(vii) Act as financial intermediary by transferring resources from global capital markets to
(viii) Support public resource mobilisation and management to member countries.
ADB was set up with an authorised capital of US$ one billion which was later on raised to $21.6
billion. Japan, India, China, USA, Canada and Germany are the main subscribers.
ADB is administered by a Board of Directors which is elected by the Board of Governors. The
Board has 12 members of which 8 represent regional members and 4 represent non-regional
members elected for two years' term.
The Board of Directors normally meets once in a week and exercises all the powers. The president
is elected by the Board of Governors for a term of five years.
ADB has invested considerably in agriculture, agro industry, energy, transport, communication,
social infrastructure, etc. It provides equity finance and underwriting facilities.
It has provided an assistance of more than 50 billion dollars since its beginning. The Bank has
contributed significantly to economic development and living standards in Asia.
The ADB's operational strategy for India is to ensure higher sustainable economic growth so as to
reduce poverty and promote employment. The bank encourages private sector investment in India
through an improved incentive framework.
It seeks to improve policy, institutional and regulatory framework so as to improve the efficiency of
public sector undertakings. It provides support for resource mobilisation and management at the

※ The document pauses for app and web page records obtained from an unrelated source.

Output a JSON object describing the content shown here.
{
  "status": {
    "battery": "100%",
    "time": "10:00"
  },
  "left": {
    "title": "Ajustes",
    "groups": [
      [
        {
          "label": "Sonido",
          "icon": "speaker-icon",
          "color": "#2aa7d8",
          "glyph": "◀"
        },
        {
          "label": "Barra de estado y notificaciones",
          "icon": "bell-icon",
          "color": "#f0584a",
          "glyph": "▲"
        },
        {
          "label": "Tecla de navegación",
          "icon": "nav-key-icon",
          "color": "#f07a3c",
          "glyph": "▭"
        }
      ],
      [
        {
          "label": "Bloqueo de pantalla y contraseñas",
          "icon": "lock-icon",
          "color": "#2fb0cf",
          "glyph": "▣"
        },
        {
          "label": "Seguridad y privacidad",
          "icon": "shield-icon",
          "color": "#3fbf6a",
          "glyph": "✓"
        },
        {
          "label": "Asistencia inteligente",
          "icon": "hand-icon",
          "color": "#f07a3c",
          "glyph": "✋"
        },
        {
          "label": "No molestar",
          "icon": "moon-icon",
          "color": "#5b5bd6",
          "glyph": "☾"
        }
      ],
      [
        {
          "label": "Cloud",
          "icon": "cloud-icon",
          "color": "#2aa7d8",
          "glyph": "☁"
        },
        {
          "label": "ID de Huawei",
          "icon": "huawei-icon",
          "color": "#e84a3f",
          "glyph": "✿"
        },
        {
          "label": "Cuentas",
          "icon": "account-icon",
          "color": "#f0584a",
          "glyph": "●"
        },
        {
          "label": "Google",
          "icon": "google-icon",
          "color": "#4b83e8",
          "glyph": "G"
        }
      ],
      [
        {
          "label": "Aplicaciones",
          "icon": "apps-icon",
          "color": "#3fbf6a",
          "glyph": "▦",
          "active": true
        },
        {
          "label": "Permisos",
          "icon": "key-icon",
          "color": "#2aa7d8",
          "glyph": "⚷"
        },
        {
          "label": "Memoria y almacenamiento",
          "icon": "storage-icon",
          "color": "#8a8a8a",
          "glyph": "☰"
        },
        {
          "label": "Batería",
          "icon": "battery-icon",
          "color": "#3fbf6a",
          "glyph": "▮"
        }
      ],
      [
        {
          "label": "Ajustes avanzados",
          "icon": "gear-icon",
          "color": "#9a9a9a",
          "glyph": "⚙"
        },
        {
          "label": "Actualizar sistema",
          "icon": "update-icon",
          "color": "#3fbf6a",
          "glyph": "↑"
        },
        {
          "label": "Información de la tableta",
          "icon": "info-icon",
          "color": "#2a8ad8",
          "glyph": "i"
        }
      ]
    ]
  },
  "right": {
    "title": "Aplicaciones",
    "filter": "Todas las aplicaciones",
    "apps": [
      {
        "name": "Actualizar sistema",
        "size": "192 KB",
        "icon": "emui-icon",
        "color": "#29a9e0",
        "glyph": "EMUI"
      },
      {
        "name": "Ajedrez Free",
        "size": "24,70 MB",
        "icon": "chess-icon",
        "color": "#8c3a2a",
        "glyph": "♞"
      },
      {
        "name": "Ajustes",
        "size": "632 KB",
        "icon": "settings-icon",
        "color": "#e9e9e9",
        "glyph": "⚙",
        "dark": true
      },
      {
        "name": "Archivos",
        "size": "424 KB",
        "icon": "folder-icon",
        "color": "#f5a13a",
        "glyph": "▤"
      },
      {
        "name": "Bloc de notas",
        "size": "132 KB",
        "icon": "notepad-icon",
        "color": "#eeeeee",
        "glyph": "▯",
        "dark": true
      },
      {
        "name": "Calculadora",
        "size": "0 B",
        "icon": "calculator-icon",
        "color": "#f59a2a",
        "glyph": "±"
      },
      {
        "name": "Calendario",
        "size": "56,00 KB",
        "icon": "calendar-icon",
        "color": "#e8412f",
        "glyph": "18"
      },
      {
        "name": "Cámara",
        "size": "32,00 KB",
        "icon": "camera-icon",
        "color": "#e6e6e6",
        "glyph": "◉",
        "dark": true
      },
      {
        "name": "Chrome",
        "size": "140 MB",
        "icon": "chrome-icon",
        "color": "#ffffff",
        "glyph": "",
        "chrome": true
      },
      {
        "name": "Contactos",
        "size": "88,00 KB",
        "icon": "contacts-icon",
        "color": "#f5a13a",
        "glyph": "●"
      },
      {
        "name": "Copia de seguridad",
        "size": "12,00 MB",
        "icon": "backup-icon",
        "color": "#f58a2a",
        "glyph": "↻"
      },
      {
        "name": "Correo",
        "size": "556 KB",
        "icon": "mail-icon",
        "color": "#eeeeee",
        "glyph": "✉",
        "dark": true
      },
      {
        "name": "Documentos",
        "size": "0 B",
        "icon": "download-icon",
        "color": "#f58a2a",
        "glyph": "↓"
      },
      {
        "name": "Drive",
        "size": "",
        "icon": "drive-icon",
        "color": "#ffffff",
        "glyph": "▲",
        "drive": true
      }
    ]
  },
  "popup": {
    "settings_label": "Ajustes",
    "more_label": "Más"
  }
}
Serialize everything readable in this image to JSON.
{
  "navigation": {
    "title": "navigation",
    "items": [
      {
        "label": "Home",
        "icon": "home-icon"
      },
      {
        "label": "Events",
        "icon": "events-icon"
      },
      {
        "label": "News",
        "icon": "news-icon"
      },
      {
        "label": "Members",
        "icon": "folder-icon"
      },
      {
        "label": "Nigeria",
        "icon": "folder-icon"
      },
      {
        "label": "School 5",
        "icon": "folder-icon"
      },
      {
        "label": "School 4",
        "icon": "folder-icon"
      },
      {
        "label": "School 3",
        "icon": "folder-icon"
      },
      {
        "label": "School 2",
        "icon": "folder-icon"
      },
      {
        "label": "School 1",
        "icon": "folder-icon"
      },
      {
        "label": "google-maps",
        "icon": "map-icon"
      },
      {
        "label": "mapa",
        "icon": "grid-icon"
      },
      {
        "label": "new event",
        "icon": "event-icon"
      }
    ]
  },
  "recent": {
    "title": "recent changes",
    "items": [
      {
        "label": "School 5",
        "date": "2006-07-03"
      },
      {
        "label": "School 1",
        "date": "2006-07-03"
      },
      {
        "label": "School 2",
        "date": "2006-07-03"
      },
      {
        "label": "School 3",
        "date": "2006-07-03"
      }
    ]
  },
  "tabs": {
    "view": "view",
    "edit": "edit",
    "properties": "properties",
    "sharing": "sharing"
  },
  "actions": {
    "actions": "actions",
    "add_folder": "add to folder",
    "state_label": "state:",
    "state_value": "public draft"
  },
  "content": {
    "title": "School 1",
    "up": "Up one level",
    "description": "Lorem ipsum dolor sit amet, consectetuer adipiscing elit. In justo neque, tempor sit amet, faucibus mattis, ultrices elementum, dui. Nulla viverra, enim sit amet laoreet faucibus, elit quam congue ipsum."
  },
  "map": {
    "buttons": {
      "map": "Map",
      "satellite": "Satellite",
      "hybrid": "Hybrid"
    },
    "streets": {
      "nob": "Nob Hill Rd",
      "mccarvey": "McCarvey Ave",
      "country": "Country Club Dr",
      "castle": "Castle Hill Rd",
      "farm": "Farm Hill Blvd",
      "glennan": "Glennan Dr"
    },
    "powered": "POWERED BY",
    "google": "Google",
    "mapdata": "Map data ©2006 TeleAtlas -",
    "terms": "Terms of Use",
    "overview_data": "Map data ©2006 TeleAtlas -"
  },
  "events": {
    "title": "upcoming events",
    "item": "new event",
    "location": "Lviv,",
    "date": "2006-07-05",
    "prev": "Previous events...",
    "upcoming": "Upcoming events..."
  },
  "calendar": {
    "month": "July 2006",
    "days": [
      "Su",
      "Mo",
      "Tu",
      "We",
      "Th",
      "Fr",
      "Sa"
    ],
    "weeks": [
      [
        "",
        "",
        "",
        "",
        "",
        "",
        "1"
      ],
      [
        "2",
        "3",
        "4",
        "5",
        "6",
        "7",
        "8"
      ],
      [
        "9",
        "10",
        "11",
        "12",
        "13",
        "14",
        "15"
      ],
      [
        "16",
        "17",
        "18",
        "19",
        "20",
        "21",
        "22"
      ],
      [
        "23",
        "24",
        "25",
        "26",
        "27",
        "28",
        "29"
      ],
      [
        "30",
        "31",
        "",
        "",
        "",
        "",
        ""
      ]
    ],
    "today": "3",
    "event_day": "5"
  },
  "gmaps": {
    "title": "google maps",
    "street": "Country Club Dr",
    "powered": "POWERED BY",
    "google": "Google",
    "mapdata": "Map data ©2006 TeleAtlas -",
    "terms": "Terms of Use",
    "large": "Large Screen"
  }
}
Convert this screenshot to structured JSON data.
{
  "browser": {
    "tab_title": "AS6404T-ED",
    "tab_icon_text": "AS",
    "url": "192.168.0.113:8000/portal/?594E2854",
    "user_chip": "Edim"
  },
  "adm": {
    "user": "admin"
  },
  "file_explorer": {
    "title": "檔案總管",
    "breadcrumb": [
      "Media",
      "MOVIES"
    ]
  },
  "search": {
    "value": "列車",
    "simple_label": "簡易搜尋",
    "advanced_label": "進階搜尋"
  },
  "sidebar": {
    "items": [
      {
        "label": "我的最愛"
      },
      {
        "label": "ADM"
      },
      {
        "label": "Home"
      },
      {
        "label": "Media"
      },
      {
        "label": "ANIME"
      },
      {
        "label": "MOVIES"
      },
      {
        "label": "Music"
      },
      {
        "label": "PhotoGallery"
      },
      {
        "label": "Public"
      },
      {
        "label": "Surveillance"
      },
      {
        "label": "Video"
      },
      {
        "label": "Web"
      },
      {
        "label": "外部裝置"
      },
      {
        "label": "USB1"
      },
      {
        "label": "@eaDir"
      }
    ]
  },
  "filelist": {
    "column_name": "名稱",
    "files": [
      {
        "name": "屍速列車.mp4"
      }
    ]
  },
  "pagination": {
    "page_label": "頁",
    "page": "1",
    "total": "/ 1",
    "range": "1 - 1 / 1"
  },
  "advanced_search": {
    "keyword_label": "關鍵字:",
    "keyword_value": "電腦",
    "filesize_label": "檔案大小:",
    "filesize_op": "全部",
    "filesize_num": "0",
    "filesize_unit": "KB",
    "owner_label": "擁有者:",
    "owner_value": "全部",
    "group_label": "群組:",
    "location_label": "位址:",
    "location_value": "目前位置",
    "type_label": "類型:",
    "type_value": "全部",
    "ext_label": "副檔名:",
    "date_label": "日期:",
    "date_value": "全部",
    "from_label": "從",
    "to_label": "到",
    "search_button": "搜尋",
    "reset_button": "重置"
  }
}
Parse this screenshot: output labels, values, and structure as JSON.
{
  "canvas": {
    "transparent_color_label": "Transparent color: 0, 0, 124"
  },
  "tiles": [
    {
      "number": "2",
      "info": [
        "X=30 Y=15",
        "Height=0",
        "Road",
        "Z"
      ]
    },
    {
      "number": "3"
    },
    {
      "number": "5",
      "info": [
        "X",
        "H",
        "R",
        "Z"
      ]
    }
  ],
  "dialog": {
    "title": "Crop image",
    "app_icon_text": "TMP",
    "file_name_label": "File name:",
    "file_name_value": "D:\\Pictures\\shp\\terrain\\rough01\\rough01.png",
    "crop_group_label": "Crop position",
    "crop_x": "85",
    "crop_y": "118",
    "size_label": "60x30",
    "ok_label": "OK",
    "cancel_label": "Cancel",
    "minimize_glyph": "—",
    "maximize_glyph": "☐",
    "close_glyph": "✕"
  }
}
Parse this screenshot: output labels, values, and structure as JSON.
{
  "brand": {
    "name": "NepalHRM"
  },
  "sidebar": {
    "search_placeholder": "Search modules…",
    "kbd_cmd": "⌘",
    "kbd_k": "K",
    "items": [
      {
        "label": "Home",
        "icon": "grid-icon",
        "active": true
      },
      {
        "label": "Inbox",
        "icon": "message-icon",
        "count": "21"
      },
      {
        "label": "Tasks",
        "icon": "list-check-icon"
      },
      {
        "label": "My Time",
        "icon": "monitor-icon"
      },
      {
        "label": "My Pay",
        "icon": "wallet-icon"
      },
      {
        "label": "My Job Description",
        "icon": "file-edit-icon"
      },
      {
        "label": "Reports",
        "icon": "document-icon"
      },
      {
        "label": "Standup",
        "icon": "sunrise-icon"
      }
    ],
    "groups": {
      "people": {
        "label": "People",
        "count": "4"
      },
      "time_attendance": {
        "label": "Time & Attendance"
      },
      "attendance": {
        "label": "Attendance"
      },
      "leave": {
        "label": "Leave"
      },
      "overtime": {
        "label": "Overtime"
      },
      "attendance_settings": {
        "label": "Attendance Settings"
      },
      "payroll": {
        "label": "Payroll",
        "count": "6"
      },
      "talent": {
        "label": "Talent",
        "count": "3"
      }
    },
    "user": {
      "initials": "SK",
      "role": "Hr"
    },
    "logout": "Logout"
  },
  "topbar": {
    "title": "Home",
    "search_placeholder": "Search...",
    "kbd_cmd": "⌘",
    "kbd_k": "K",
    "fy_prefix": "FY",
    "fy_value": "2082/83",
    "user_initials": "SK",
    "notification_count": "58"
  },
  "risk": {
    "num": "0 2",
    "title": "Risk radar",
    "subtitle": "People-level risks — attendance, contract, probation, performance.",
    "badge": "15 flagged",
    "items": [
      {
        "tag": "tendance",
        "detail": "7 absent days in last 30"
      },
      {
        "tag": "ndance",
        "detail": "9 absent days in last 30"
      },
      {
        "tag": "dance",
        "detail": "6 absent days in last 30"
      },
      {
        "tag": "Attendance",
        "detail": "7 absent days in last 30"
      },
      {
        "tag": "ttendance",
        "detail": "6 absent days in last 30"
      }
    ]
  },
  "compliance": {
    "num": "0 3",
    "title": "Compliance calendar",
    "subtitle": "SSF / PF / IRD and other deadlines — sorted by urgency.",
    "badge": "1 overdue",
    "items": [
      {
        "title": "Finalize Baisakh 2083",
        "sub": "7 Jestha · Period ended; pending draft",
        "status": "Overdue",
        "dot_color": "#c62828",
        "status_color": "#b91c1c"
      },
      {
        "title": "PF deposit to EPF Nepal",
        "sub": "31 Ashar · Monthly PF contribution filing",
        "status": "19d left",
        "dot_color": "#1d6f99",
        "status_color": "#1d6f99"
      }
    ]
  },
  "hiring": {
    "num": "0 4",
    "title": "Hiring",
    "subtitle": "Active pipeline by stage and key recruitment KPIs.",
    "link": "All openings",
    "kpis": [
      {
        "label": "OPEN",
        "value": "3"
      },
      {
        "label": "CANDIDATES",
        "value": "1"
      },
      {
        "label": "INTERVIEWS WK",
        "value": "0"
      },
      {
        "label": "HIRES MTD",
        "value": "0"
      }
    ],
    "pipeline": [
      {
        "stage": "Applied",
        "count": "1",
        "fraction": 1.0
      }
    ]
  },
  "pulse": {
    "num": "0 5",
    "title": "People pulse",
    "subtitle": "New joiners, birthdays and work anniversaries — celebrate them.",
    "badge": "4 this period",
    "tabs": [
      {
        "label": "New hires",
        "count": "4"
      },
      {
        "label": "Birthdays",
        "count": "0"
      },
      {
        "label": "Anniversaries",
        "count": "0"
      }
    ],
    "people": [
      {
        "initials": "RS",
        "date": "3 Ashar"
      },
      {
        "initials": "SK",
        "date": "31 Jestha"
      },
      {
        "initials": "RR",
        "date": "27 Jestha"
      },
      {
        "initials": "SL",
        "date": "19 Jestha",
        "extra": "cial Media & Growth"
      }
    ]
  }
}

state level. ADB has given much importance to rural development in India.